Exercise directions: The records come next. Copy all of them exactly.

Material supplied:

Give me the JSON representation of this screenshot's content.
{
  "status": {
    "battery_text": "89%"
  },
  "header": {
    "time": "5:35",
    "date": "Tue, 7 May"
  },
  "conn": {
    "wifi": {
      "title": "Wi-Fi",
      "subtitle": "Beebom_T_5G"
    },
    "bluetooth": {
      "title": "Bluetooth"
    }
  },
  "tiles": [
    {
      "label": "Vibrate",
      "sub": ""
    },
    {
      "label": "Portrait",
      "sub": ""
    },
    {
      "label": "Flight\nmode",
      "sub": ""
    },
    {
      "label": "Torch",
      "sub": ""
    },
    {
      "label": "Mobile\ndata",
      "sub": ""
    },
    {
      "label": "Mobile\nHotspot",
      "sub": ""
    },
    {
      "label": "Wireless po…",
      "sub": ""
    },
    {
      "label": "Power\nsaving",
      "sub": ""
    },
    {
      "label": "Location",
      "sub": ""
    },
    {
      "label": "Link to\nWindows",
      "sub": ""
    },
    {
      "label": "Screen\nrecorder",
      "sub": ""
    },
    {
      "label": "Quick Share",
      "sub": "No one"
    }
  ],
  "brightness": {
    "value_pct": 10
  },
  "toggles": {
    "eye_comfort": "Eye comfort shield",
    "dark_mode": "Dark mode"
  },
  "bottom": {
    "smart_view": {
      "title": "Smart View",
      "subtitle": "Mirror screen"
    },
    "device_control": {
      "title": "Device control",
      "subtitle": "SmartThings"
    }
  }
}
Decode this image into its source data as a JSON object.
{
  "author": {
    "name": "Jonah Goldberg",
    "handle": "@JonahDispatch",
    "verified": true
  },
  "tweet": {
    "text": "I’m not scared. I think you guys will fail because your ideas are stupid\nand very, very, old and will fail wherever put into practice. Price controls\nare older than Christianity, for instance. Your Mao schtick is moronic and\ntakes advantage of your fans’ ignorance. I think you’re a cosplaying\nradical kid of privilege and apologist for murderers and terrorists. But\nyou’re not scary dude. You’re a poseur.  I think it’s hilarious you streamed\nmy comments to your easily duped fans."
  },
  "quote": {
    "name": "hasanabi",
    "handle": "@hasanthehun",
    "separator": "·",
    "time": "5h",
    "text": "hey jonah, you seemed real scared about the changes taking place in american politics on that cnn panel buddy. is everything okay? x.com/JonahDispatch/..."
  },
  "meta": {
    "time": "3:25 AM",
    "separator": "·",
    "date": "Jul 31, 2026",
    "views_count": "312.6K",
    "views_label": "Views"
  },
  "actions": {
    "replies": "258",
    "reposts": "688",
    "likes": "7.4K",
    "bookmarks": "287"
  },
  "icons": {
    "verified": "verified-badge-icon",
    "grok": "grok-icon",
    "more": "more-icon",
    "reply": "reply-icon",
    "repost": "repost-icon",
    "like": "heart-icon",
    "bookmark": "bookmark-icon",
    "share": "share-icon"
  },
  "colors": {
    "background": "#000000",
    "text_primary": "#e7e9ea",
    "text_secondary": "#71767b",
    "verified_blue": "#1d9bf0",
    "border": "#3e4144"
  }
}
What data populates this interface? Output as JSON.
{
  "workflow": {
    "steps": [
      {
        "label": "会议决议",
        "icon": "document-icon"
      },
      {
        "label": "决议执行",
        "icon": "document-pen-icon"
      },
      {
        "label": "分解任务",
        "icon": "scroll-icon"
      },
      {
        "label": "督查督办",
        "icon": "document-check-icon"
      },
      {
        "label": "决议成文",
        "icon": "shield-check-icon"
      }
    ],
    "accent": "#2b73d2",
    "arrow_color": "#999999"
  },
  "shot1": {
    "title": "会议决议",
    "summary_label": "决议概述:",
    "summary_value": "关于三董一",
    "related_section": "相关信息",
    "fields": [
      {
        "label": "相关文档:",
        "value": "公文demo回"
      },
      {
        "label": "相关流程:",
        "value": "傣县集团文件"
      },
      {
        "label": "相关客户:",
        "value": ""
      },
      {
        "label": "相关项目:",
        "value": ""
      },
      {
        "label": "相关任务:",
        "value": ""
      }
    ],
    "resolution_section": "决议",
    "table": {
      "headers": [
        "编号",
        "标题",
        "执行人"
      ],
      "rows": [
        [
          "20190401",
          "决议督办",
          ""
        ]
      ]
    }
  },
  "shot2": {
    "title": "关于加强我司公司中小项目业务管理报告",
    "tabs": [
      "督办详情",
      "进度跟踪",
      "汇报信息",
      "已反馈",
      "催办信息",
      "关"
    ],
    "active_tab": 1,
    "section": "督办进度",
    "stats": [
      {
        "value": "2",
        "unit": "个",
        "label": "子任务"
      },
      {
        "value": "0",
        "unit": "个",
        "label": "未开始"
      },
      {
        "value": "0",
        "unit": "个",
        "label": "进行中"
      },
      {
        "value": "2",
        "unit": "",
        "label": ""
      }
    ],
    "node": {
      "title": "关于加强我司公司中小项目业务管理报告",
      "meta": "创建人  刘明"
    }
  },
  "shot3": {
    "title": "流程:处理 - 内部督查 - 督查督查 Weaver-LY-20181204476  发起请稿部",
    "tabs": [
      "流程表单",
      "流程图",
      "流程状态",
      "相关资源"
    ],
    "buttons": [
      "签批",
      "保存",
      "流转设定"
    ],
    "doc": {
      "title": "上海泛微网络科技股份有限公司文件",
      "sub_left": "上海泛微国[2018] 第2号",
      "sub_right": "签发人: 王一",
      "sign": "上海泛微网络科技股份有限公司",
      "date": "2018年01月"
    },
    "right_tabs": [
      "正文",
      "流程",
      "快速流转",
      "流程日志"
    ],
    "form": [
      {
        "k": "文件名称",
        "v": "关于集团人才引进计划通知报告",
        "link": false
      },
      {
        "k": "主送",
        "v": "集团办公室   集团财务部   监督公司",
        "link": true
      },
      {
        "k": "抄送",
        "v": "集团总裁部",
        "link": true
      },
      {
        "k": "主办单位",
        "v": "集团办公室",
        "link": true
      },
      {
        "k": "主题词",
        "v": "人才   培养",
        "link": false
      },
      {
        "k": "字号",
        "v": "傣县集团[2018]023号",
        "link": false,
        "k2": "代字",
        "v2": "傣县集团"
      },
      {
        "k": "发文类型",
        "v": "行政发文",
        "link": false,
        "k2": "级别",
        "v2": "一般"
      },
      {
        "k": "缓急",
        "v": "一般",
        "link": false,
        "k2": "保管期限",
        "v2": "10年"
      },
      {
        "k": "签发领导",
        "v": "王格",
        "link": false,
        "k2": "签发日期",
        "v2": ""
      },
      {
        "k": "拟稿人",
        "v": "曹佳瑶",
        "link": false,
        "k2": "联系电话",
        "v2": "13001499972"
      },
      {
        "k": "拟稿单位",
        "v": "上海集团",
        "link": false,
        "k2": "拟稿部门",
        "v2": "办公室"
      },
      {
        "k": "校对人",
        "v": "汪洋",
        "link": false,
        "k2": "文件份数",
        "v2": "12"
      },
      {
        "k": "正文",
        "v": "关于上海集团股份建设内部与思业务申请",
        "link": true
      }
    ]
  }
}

Completed task:
Give me the JSON representation of this screenshot's content.
{
  "status": {
    "battery_text": "89%"
  },
  "header": {
    "time": "5:35",
    "date": "Tue, 7 May"
  },
  "conn": {
    "wifi": {
      "title": "Wi-Fi",
      "subtitle": "Beebom_T_5G"
    },
    "bluetooth": {
      "title": "Bluetooth"
    }
  },
  "tiles": [
    {
      "label": "Vibrate",
      "sub": ""
    },
    {
      "label": "Portrait",
      "sub": ""
    },
    {
      "label": "Flight\nmode",
      "sub": ""
    },
    {
      "label": "Torch",
      "sub": ""
    },
    {
      "label": "Mobile\ndata",
      "sub": ""
    },
    {
      "label": "Mobile\nHotspot",
      "sub": ""
    },
    {
      "label": "Wireless po…",
      "sub": ""
    },
    {
      "label": "Power\nsaving",
      "sub": ""
    },
    {
      "label": "Location",
      "sub": ""
    },
    {
      "label": "Link to\nWindows",
      "sub": ""
    },
    {
      "label": "Screen\nrecorder",
      "sub": ""
    },
    {
      "label": "Quick Share",
      "sub": "No one"
    }
  ],
  "brightness": {
    "value_pct": 10
  },
  "toggles": {
    "eye_comfort": "Eye comfort shield",
    "dark_mode": "Dark mode"
  },
  "bottom": {
    "smart_view": {
      "title": "Smart View",
      "subtitle": "Mirror screen"
    },
    "device_control": {
      "title": "Device control",
      "subtitle": "SmartThings"
    }
  }
}
Decode this image into its source data as a JSON object.
{
  "author": {
    "name": "Jonah Goldberg",
    "handle": "@JonahDispatch",
    "verified": true
  },
  "tweet": {
    "text": "I’m not scared. I think you guys will fail because your ideas are stupid\nand very, very, old and will fail wherever put into practice. Price controls\nare older than Christianity, for instance. Your Mao schtick is moronic and\ntakes advantage of your fans’ ignorance. I think you’re a cosplaying\nradical kid of privilege and apologist for murderers and terrorists. But\nyou’re not scary dude. You’re a poseur.  I think it’s hilarious you streamed\nmy comments to your easily duped fans."
  },
  "quote": {
    "name": "hasanabi",
    "handle": "@hasanthehun",
    "separator": "·",
    "time": "5h",
    "text": "hey jonah, you seemed real scared about the changes taking place in american politics on that cnn panel buddy. is everything okay? x.com/JonahDispatch/..."
  },
  "meta": {
    "time": "3:25 AM",
    "separator": "·",
    "date": "Jul 31, 2026",
    "views_count": "312.6K",
    "views_label": "Views"
  },
  "actions": {
    "replies": "258",
    "reposts": "688",
    "likes": "7.4K",
    "bookmarks": "287"
  },
  "icons": {
    "verified": "verified-badge-icon",
    "grok": "grok-icon",
    "more": "more-icon",
    "reply": "reply-icon",
    "repost": "repost-icon",
    "like": "heart-icon",
    "bookmark": "bookmark-icon",
    "share": "share-icon"
  },
  "colors": {
    "background": "#000000",
    "text_primary": "#e7e9ea",
    "text_secondary": "#71767b",
    "verified_blue": "#1d9bf0",
    "border": "#3e4144"
  }
}
What data populates this interface? Output as JSON.
{
  "workflow": {
    "steps": [
      {
        "label": "会议决议",
        "icon": "document-icon"
      },
      {
        "label": "决议执行",
        "icon": "document-pen-icon"
      },
      {
        "label": "分解任务",
        "icon": "scroll-icon"
      },
      {
        "label": "督查督办",
        "icon": "document-check-icon"
      },
      {
        "label": "决议成文",
        "icon": "shield-check-icon"
      }
    ],
    "accent": "#2b73d2",
    "arrow_color": "#999999"
  },
  "shot1": {
    "title": "会议决议",
    "summary_label": "决议概述:",
    "summary_value": "关于三董一",
    "related_section": "相关信息",
    "fields": [
      {
        "label": "相关文档:",
        "value": "公文demo回"
      },
      {
        "label": "相关流程:",
        "value": "傣县集团文件"
      },
      {
        "label": "相关客户:",
        "value": ""
      },
      {
        "label": "相关项目:",
        "value": ""
      },
      {
        "label": "相关任务:",
        "value": ""
      }
    ],
    "resolution_section": "决议",
    "table": {
      "headers": [
        "编号",
        "标题",
        "执行人"
      ],
      "rows": [
        [
          "20190401",
          "决议督办",
          ""
        ]
      ]
    }
  },
  "shot2": {
    "title": "关于加强我司公司中小项目业务管理报告",
    "tabs": [
      "督办详情",
      "进度跟踪",
      "汇报信息",
      "已反馈",
      "催办信息",
      "关"
    ],
    "active_tab": 1,
    "section": "督办进度",
    "stats": [
      {
        "value": "2",
        "unit": "个",
        "label": "子任务"
      },
      {
        "value": "0",
        "unit": "个",
        "label": "未开始"
      },
      {
        "value": "0",
        "unit": "个",
        "label": "进行中"
      },
      {
        "value": "2",
        "unit": "",
        "label": ""
      }
    ],
    "node": {
      "title": "关于加强我司公司中小项目业务管理报告",
      "meta": "创建人  刘明"
    }
  },
  "shot3": {
    "title": "流程:处理 - 内部督查 - 督查督查 Weaver-LY-20181204476  发起请稿部",
    "tabs": [
      "流程表单",
      "流程图",
      "流程状态",
      "相关资源"
    ],
    "buttons": [
      "签批",
      "保存",
      "流转设定"
    ],
    "doc": {
      "title": "上海泛微网络科技股份有限公司文件",
      "sub_left": "上海泛微国[2018] 第2号",
      "sub_right": "签发人: 王一",
      "sign": "上海泛微网络科技股份有限公司",
      "date": "2018年01月"
    },
    "right_tabs": [
      "正文",
      "流程",
      "快速流转",
      "流程日志"
    ],
    "form": [
      {
        "k": "文件名称",
        "v": "关于集团人才引进计划通知报告",
        "link": false
      },
      {
        "k": "主送",
        "v": "集团办公室   集团财务部   监督公司",
        "link": true
      },
      {
        "k": "抄送",
        "v": "集团总裁部",
        "link": true
      },
      {
        "k": "主办单位",
        "v": "集团办公室",
        "link": true
      },
      {
        "k": "主题词",
        "v": "人才   培养",
        "link": false
      },
      {
        "k": "字号",
        "v": "傣县集团[2018]023号",
        "link": false,
        "k2": "代字",
        "v2": "傣县集团"
      },
      {
        "k": "发文类型",
        "v": "行政发文",
        "link": false,
        "k2": "级别",
        "v2": "一般"
      },
      {
        "k": "缓急",
        "v": "一般",
        "link": false,
        "k2": "保管期限",
        "v2": "10年"
      },
      {
        "k": "签发领导",
        "v": "王格",
        "link": false,
        "k2": "签发日期",
        "v2": ""
      },
      {
        "k": "拟稿人",
        "v": "曹佳瑶",
        "link": false,
        "k2": "联系电话",
        "v2": "13001499972"
      },
      {
        "k": "拟稿单位",
        "v": "上海集团",
        "link": false,
        "k2": "拟稿部门",
        "v2": "办公室"
      },
      {
        "k": "校对人",
        "v": "汪洋",
        "link": false,
        "k2": "文件份数",
        "v2": "12"
      },
      {
        "k": "正文",
        "v": "关于上海集团股份建设内部与思业务申请",
        "link": true
      }
    ]
  }
}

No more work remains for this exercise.